(Data entries)

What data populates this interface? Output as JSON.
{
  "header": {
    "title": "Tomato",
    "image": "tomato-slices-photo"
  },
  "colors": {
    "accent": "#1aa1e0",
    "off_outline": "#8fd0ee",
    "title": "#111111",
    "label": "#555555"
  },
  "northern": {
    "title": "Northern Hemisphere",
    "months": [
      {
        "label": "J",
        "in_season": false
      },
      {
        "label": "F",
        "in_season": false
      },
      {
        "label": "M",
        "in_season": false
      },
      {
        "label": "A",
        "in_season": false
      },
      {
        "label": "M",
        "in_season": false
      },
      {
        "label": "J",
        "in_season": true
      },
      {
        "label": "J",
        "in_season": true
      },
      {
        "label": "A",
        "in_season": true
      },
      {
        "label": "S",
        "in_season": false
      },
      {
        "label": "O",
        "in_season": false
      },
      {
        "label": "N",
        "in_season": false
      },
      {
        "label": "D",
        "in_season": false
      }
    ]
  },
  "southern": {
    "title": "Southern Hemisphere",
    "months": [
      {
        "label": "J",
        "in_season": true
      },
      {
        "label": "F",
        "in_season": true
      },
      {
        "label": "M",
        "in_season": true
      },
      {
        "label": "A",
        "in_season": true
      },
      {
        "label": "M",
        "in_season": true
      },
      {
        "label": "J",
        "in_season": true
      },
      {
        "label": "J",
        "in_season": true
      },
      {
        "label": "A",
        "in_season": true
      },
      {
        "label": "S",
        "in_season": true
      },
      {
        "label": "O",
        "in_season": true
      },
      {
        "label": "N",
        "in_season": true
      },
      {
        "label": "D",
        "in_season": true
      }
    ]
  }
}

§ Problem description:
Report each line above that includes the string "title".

§ Solution to the exercise:
    "title": "Tomato",
    "title": "#111111",
    "title": "Northern Hemisphere",
    "title": "Southern Hemisphere",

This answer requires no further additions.